Bellanca 14-9
Junior 14-7
Prototype with fixed undercarriage and LeBlond 5E radial piston engine.
14-7L - 14-7 with Lenape LM-5 engine.
Main production version with retractable undercarriage and 90hp Ken-Royce 5F radial piston engine.

14-9L - Fitted with a Lenape Brave engine.

fitted with a 100 hp (75 kW) Lycoming engine.
with Franklin 6AC engine
Militarized trainer version (single prototype only).

Specifications (14-9)[edit]

Bellanca 14-9

General characteristics

  • Crew: one pilot
  • Capacity: 2 passengers
  • Length: 21 ft 3 in (6.48 m)
  • Wingspan: 34 ft 2 in (10.42 m)
  • Powerplant: 1 × Ken-Royce 5F radial engine, 90 hp (67 kW)


  • Maximum speed: 133 mph (214 km/h)
  • Range: 475 miles (764 km)
  • Service ceiling: 14,750 ft (4,500 m)

See also[edit]


  1. ^ a b Palmer 2001, p. 51.
  2. ^ Bob Newton (October 1979). "Bellancas Super Viking". Air Progress: 33. 
  • Palmer, Trisha, ed. "Bellanca Viking Series". Encyclopedia of the World's Commercial and Private Aircraft. New York: Crescent Books, 2001. ISBN 0-517-36285-6.
  • Taylor, Michael J. H. Jane's Encyclopedia of Aviation. London: Studio Editions, 1989. p. 150.
  • World Aircraft Information Files. London: Bright Star Publishing. p. File 890 Sheet 24.
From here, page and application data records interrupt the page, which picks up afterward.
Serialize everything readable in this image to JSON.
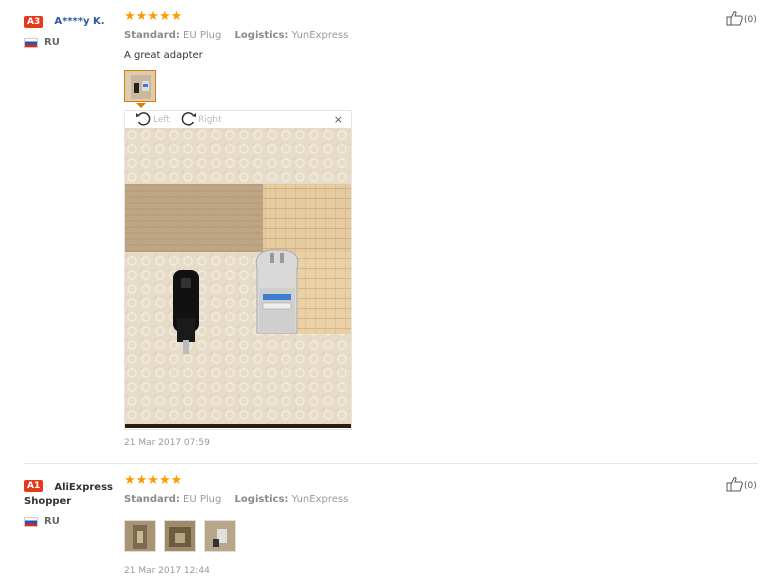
{
  "reviews": [
    {
      "badge": "A3",
      "user": "A****y K.",
      "country": "RU",
      "stars": "★★★★★",
      "standard_label": "Standard:",
      "standard_value": "EU Plug",
      "logistics_label": "Logistics:",
      "logistics_value": "YunExpress",
      "text": "A great adapter",
      "viewer": {
        "left_label": "Left",
        "right_label": "Right",
        "close": "×"
      },
      "date": "21 Mar 2017 07:59",
      "likes": "(0)"
    },
    {
      "badge": "A1",
      "user": "AliExpress",
      "user_line2": "Shopper",
      "country": "RU",
      "stars": "★★★★★",
      "standard_label": "Standard:",
      "standard_value": "EU Plug",
      "logistics_label": "Logistics:",
      "logistics_value": "YunExpress",
      "date": "21 Mar 2017 12:44",
      "likes": "(0)"
    }
  ],
  "colors": {
    "accent": "#ff9a00",
    "badge": "#e4391b",
    "link": "#2b5a9b"
  },
  "icons": [
    "thumbs-up-icon",
    "rotate-left-icon",
    "rotate-right-icon",
    "close-icon",
    "flag-ru-icon"
  ]
}
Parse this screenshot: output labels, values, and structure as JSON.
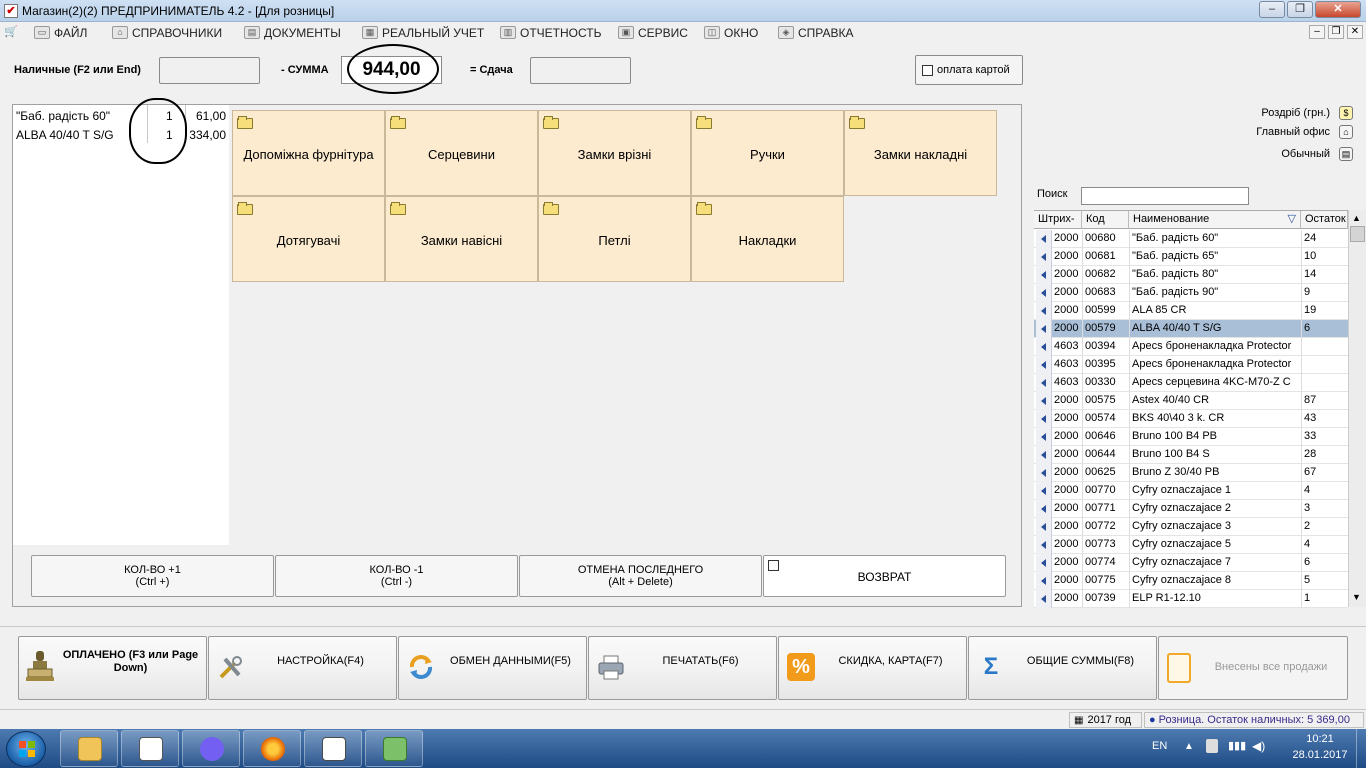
{
  "window": {
    "title": "Магазин(2)(2)  ПРЕДПРИНИМАТЕЛЬ 4.2 - [Для розницы]"
  },
  "menu": [
    "ФАЙЛ",
    "СПРАВОЧНИКИ",
    "ДОКУМЕНТЫ",
    "РЕАЛЬНЫЙ УЧЕТ",
    "ОТЧЕТНОСТЬ",
    "СЕРВИС",
    "ОКНО",
    "СПРАВКА"
  ],
  "payment": {
    "cash_label": "Наличные (F2 или End)",
    "cash_value": "",
    "sum_label": "- СУММА",
    "sum_value": "944,00",
    "change_label": "= Сдача",
    "change_value": "",
    "card_label": "оплата картой"
  },
  "order": [
    {
      "name": "\"Баб. радість 60\"",
      "qty": "1",
      "price": "61,00"
    },
    {
      "name": "ALBA 40/40 T S/G",
      "qty": "1",
      "price": "334,00"
    }
  ],
  "categories": [
    "Допоміжна фурнітура",
    "Серцевини",
    "Замки врізні",
    "Ручки",
    "Замки накладні",
    "Дотягувачі",
    "Замки навісні",
    "Петлі",
    "Накладки"
  ],
  "actions": {
    "qty_plus": {
      "label": "КОЛ-ВО +1",
      "key": "(Ctrl +)"
    },
    "qty_minus": {
      "label": "КОЛ-ВО -1",
      "key": "(Ctrl -)"
    },
    "cancel_last": {
      "label": "ОТМЕНА ПОСЛЕДНЕГО",
      "key": "(Alt + Delete)"
    },
    "return": {
      "label": "ВОЗВРАТ"
    }
  },
  "right": {
    "price_type": "Роздріб (грн.)",
    "office": "Главный офис",
    "print_mode": "Обычный",
    "search_label": "Поиск",
    "search_value": ""
  },
  "grid": {
    "headers": [
      "Штрих-",
      "Код",
      "Наименование",
      "Остаток"
    ],
    "rows": [
      [
        "2000",
        "00680",
        "\"Баб. радість 60\"",
        "24"
      ],
      [
        "2000",
        "00681",
        "\"Баб. радість 65\"",
        "10"
      ],
      [
        "2000",
        "00682",
        "\"Баб. радість 80\"",
        "14"
      ],
      [
        "2000",
        "00683",
        "\"Баб. радість 90\"",
        "9"
      ],
      [
        "2000",
        "00599",
        "ALA 85 CR",
        "19"
      ],
      [
        "2000",
        "00579",
        "ALBA 40/40 T S/G",
        "6"
      ],
      [
        "4603",
        "00394",
        "Apecs броненакладка Protector",
        ""
      ],
      [
        "4603",
        "00395",
        "Apecs броненакладка Protector",
        ""
      ],
      [
        "4603",
        "00330",
        "Apecs серцевина 4KC-M70-Z C",
        ""
      ],
      [
        "2000",
        "00575",
        "Astex 40/40 CR",
        "87"
      ],
      [
        "2000",
        "00574",
        "BKS 40\\40 3 k.  CR",
        "43"
      ],
      [
        "2000",
        "00646",
        "Bruno 100 B4 PB",
        "33"
      ],
      [
        "2000",
        "00644",
        "Bruno 100 B4 S",
        "28"
      ],
      [
        "2000",
        "00625",
        "Bruno Z 30/40 PB",
        "67"
      ],
      [
        "2000",
        "00770",
        "Cyfry oznaczajace 1",
        "4"
      ],
      [
        "2000",
        "00771",
        "Cyfry oznaczajace 2",
        "3"
      ],
      [
        "2000",
        "00772",
        "Cyfry oznaczajace 3",
        "2"
      ],
      [
        "2000",
        "00773",
        "Cyfry oznaczajace 5",
        "4"
      ],
      [
        "2000",
        "00774",
        "Cyfry oznaczajace 7",
        "6"
      ],
      [
        "2000",
        "00775",
        "Cyfry oznaczajace 8",
        "5"
      ],
      [
        "2000",
        "00739",
        "ELP R1-12.10",
        "1"
      ]
    ]
  },
  "bottom": {
    "paid": {
      "line1": "ОПЛАЧЕНО",
      "line2": "(F3 или",
      "line3": "Page Down)"
    },
    "settings": {
      "label": "НАСТРОЙКА",
      "key": "(F4)"
    },
    "exchange": {
      "label": "ОБМЕН ДАННЫМИ",
      "key": "(F5)"
    },
    "print": {
      "label": "ПЕЧАТАТЬ",
      "key": "(F6)"
    },
    "discount": {
      "label": "СКИДКА, КАРТА",
      "key": "(F7)"
    },
    "totals": {
      "label": "ОБЩИЕ СУММЫ",
      "key": "(F8)"
    },
    "sales_status": "Внесены все продажи"
  },
  "status": {
    "year": "2017 год",
    "cash_info": "Розница. Остаток наличных: 5 369,00"
  },
  "taskbar": {
    "lang": "EN",
    "time": "10:21",
    "date": "28.01.2017"
  },
  "colors": {
    "category_bg": "#fdebd0",
    "selected_row": "#a9bfd8",
    "taskbar": "#1f4b85"
  }
}
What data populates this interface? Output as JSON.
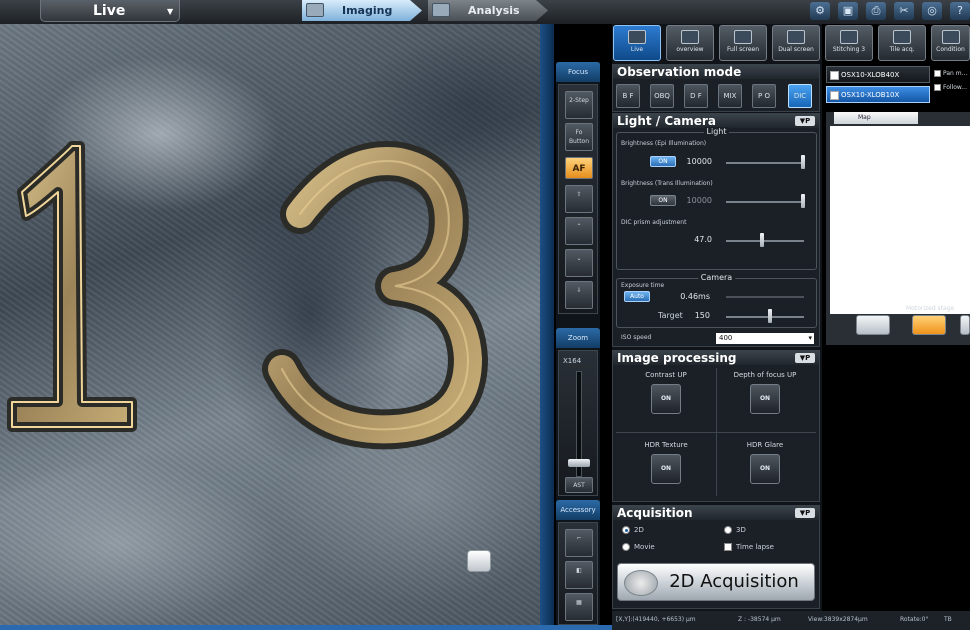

External links[edit]

Media related to Bellanca 14-9 at Wikimedia Commons